The Northern Care Alliance NHS Group has launched a new electronic risk assessment for all forms of blot clots as part of its Global Digital Exemplar (GDE) fast follower programme.

Clinicians will begin using the electronic form to assess inpatients for clots including deep vein thrombosis (DVT) and pulmonary embolism (PE) from 4 June.

The project includes the implementation of a standard electronic risk assessment for early detection of venous thromboembolism (VTE) within the ePMA (electronic prescribing and medicines administration) medchart system.

The electronic risk assessment forms the basis for clinicians to decide whether or not to prescribe medication to prevent clots.

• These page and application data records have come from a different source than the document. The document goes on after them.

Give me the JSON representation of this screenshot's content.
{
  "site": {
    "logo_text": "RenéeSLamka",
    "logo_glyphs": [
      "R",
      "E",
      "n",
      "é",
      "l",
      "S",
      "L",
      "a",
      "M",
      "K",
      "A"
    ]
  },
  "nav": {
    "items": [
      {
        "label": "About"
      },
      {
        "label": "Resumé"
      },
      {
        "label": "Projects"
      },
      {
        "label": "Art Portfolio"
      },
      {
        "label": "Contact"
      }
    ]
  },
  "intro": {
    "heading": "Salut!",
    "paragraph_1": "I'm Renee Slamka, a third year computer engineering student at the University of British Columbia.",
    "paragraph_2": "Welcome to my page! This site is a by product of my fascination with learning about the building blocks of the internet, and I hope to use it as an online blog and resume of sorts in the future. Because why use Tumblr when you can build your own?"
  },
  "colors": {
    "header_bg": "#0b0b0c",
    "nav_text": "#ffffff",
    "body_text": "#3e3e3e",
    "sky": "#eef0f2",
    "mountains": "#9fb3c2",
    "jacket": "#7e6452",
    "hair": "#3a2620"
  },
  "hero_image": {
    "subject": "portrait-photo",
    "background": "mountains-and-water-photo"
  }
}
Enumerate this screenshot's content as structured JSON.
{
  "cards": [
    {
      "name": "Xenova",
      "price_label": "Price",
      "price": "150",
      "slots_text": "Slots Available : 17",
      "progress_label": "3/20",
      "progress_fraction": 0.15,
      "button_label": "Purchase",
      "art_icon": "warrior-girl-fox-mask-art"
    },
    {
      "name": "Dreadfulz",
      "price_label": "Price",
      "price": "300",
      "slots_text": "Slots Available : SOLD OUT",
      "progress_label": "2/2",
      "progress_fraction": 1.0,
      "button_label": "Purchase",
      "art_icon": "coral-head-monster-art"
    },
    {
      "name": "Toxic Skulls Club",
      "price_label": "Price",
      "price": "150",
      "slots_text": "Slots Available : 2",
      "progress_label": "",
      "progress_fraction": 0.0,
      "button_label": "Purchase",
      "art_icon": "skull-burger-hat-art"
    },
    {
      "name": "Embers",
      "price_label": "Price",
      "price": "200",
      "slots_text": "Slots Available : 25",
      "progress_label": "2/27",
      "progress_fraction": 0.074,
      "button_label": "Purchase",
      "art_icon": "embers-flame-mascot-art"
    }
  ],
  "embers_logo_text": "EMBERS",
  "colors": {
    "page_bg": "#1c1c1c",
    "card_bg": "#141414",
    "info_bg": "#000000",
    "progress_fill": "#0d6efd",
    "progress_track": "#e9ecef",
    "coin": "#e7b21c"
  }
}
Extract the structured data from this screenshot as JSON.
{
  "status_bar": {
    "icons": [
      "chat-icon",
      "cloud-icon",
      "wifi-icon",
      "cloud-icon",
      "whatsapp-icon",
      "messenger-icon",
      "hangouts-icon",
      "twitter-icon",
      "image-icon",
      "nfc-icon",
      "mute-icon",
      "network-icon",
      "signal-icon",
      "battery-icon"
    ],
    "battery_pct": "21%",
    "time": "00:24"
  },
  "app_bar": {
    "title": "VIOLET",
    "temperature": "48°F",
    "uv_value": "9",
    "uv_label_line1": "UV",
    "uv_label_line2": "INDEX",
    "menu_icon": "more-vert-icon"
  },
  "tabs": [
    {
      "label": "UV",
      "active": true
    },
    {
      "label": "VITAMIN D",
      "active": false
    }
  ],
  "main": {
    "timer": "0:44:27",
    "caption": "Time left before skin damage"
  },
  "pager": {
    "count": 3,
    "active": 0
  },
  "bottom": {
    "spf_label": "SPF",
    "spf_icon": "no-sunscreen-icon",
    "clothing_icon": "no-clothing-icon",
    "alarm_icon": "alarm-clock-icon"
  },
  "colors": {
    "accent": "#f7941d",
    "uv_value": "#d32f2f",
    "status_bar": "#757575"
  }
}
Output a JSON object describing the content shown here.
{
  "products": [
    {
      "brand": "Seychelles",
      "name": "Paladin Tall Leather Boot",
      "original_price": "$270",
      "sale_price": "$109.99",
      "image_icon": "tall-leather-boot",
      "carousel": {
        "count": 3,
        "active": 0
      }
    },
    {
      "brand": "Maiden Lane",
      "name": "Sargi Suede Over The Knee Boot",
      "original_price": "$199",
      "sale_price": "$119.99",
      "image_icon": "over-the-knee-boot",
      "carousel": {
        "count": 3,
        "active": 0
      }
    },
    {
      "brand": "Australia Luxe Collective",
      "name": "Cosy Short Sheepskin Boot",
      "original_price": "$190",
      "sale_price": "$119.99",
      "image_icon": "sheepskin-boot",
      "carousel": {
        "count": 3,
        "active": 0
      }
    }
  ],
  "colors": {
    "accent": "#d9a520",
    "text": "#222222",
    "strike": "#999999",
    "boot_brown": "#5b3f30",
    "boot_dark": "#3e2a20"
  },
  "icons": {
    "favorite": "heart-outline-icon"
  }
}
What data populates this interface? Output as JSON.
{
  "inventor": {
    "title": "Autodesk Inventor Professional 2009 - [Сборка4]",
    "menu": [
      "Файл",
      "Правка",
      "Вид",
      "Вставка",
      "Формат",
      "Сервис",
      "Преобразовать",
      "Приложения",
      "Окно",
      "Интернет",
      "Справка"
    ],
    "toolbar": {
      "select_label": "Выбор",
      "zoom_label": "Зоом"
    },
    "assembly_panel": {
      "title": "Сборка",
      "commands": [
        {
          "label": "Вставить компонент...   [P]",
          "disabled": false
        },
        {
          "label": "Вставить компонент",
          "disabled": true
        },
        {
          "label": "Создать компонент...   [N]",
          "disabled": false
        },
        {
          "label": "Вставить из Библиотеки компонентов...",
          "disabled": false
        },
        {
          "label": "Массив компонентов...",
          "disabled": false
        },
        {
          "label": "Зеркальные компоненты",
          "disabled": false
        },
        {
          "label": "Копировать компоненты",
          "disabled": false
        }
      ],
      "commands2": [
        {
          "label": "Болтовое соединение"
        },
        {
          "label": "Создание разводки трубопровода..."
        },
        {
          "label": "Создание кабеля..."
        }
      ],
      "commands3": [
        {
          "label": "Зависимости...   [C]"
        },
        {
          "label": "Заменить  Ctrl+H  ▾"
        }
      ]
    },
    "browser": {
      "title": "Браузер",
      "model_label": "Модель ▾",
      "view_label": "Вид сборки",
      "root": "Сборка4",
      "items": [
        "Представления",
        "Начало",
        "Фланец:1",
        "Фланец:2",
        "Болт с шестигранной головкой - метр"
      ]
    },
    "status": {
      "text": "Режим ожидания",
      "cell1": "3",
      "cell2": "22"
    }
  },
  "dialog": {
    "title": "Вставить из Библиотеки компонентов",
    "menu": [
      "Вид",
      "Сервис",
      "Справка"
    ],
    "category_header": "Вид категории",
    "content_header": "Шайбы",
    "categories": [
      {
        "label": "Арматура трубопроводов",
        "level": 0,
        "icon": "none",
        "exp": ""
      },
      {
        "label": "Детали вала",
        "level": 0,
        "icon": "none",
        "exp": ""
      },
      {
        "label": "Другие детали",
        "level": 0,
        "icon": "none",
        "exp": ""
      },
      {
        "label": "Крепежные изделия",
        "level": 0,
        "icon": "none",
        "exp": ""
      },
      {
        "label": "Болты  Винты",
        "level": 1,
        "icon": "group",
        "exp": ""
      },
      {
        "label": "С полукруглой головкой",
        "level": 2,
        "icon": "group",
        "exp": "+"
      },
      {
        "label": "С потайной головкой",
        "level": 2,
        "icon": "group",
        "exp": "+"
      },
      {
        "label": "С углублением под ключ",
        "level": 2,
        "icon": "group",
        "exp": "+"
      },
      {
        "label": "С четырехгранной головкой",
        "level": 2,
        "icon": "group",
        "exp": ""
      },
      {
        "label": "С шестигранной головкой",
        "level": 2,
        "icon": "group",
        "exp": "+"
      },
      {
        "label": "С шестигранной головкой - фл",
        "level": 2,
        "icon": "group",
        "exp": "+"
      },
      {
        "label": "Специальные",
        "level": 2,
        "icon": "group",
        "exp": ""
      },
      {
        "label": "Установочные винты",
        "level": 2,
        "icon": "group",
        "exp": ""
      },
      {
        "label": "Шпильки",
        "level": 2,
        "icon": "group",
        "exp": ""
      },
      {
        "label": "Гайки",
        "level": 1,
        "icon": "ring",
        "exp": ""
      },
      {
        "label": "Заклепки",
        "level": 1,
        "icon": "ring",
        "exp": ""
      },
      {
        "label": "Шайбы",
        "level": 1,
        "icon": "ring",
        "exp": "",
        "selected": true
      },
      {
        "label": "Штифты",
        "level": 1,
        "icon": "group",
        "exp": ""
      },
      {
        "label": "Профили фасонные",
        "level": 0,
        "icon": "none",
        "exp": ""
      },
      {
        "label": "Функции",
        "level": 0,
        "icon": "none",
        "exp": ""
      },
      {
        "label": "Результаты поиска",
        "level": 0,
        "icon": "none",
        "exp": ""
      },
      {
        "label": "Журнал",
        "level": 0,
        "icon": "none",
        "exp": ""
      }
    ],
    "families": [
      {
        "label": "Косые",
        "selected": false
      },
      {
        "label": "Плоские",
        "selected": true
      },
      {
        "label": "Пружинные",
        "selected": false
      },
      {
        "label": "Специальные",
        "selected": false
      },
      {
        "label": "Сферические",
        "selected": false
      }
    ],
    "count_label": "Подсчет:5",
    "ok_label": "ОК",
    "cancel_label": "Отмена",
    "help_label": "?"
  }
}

Dr Shona McCallum, medical director at Bury & Rochdale Care Organisation, said: “Digitising this assessment process will mean we provide safer and more standardised care to all our patients.

“The current assessment for VTE is recorded manually on paper so this will improve our way of working and ensure we treat patients better.”

All patients admitted to hospital or undergoing procedures have an increased risk of blood clots. Some 60 percent of all blood clots occur in hospital inpatients or patients who have recently been admitted to hospital.

One in four people worldwide die of conditions caused by thrombosis.

Dr Georges Ng Man Kwong, CCIO at the Northern Care Alliance, said: “Digitising our clinical pathways will streamline patient care in a number of specialties and really make a difference to both staff and patients.

“We look forward to rolling out further projects across the trust this year.”

The VTE electronic risk assessment is to be rolled out in phases across the hospitals as required, for all newly admitted patients over 16.

Doctors will be unable to prescribe medications until a VTE risk assessment has been completed for new admissions.

The first areas to pilot this initiative will be wards T7 and G2 at The Royal Oldham Hospital, followed by 15 and 16 at North Manchester General Hospital, then wards 8 and 9 at Fairfield General Hospital.

Once successful pilots have been completed, a full rollout for medical and surgical wards will commence trust wide.

Maternity, paediatrics, critical care and emergency department are not currently included in the programme.

The Northern Care Alliance (NCA) brings together Salford Royal and Pennine Acute hospital Trusts and serves patients in the Oldham, Bury, Rochdale and North Manchester areas.

It’s the second fast follower programme to be rolled out in the area in the last month.

A digital tool to detect delirium and dementia was been rolled out across Pennine Acute Hospitals NHS Trust in early May as part of their GDE fast follower programme.

Using a blueprint from GDE, Salford Royal Foundation NHS Trust, which was released as part of the first wave of digital blueprints in February, Pennine Acute Hospitals has now embedded the electronic screening into patient care.